Back to Basics: Soft skills as a focus of EA programmes in the workplace | EAPA-SA

Soft skills are becoming the new hard skills – they are not an optional extra. They are must-have skills for employees, managers and executives who are looking to improve their performance and get to the next level in their careers.  Soft skills are what separate high performers from average performers.  Similarly, an organisation’s ability to perform in these areas is what separates excellent organisations from average organisations.1

Research conducted by LinkedIn shows that some of the most in-demand skills today are soft skills. It is no longer enough to be highly trained in technical skills, without having the interpersonal and relationship-building skills that help employees collaborate effectively. 2 As a result, soft skills development is finally gaining traction as a priority for most organisations, beyond only executive and leadership development programmes.

Here are the top 10 soft skills organisations are looking for:

  • Communication
  • Organisation
  • Teamwork
  • Punctuality
  • Critical thinking
  • Social skills
  • Creativity
  • Interpersonal communication
  • Adaptability
  • Friendliness

Here are three hints to growing employees’ soft skills:

Hire smarter

If you are hiring new employees look for people with a willingness to learn more than just practical skills. This way you will start with employees who want to go where you’re headed – and if need be their hard skills will be easier to train.

Start with a training needs assessment

For a soft skills training needs assessment, start by asking employees to set their own goals. Are they struggling with organizing long-term projects? Do they need help working with difficult suppliers, customers, or colleagues? How would they like to grow in the company?

Start there. This engages employees and gets them personally invested in the training.

Train your employees in soft skills

It can be challenging to devise a training programme for skills that do not have solid lines to define them and training must be relevant to be impactful. With career development at the core of the employee experience, personalisation is critical to engaging a multi-generational workforce with varied learning needs.

What’s more soft skills can’t be learned by just studying about them.
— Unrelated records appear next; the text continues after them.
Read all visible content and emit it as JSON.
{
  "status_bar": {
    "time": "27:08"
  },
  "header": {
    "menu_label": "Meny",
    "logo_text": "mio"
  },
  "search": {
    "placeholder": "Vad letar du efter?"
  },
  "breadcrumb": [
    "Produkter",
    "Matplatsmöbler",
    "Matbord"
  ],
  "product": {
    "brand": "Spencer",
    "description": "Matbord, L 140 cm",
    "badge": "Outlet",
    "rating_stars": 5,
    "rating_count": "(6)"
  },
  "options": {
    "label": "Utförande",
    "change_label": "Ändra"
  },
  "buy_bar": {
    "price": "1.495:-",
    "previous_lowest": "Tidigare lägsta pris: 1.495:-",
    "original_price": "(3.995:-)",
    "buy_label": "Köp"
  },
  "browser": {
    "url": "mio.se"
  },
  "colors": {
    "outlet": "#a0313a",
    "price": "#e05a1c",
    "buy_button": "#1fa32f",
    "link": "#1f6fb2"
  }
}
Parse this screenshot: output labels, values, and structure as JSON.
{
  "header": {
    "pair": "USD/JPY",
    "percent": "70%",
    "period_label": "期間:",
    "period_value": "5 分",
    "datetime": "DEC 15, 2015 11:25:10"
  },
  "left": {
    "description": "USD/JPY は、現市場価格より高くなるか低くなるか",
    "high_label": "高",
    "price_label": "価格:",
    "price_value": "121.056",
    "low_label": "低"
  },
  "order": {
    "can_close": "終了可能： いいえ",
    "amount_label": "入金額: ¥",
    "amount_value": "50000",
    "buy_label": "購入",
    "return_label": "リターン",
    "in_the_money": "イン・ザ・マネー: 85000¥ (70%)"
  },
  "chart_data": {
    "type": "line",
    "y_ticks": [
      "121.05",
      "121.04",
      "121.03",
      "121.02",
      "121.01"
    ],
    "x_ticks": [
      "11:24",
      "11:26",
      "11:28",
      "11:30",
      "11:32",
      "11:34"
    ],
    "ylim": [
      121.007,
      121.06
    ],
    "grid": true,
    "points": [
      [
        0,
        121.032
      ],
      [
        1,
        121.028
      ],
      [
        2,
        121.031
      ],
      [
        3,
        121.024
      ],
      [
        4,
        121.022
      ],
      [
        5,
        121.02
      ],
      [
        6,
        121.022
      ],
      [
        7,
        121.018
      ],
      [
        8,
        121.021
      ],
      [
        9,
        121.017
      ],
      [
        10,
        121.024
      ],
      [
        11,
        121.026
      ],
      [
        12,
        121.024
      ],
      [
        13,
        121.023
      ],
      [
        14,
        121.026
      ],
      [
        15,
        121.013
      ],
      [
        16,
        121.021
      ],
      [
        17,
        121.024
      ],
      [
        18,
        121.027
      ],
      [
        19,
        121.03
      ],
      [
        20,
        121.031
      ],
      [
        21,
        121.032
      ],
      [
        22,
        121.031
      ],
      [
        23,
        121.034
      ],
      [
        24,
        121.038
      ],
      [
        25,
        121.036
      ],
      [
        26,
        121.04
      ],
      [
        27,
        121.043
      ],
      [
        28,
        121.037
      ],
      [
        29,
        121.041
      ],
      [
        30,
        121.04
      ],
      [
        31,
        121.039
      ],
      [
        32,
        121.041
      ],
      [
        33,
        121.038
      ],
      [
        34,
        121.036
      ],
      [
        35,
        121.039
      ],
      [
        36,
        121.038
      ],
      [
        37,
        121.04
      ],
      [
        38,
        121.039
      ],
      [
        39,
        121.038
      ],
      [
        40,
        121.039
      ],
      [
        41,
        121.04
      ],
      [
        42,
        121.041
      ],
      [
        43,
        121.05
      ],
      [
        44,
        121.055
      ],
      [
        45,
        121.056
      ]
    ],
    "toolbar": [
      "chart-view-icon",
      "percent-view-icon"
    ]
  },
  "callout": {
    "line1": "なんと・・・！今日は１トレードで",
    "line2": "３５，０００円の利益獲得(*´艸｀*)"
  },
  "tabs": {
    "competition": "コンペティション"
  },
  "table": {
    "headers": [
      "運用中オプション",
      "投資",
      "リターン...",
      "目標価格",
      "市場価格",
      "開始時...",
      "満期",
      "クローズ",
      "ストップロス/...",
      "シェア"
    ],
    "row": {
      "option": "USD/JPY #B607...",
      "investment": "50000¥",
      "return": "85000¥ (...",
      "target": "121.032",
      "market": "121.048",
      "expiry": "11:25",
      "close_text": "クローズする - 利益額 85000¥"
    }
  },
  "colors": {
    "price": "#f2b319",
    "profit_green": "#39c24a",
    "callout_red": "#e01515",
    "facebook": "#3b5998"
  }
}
They have to be learned through a process of change that can be tricky and uncomfortable at times, but it can have a positive effect on an organisation’s bottom line. The following is the basic overview of a five step process towards training employees in soft skills:

  1. Education

While learning soft skills is not simply academic there still must be an aspect of education on best practices.

  1. Evaluation

Assessments help to evaluate where an employee stands, their areas of strength and areas in which they need improvement as well as to describe the natural tendencies an individual has.

  1. Self-reflection

Once employees have learned more about themselves – their areas of strength and which soft skills they need to develop – it is necessary for them to reflect on what they have learned.

  • Do they understand their natural tendencies and see how they interact with others?
  • Are they willing to put in the effort to grow even though it may be difficult and uncomfortable?
  1. Goal setting

Defining a clear picture of what each employee wants to accomplish for the future is an important next step. This should involve choosing three to five tangible soft skills goals to work toward. These goals should be developed from the information learned through the process, and include feedback from others.  This should then be shared with others (supervisors, direct reports and peers) to enable observers to notice the changes and hold the employee accountable.

  1. Practice

To grow, soft skills have to be put into everyday practice over a long period of time. After a few months, employees working toward change should revisit their goals with their fellow employees to allow the team in training to gauge the progress that has been made.

This soft skills training process can be done on an individual basis or in groups; it can be completed internally or with an outside facilitator.  The key takeaway is that it is a process. It’s very different to hard skills training and can take some time. In the end, the time invested will be worth it, both to the employees involved and to the organisation.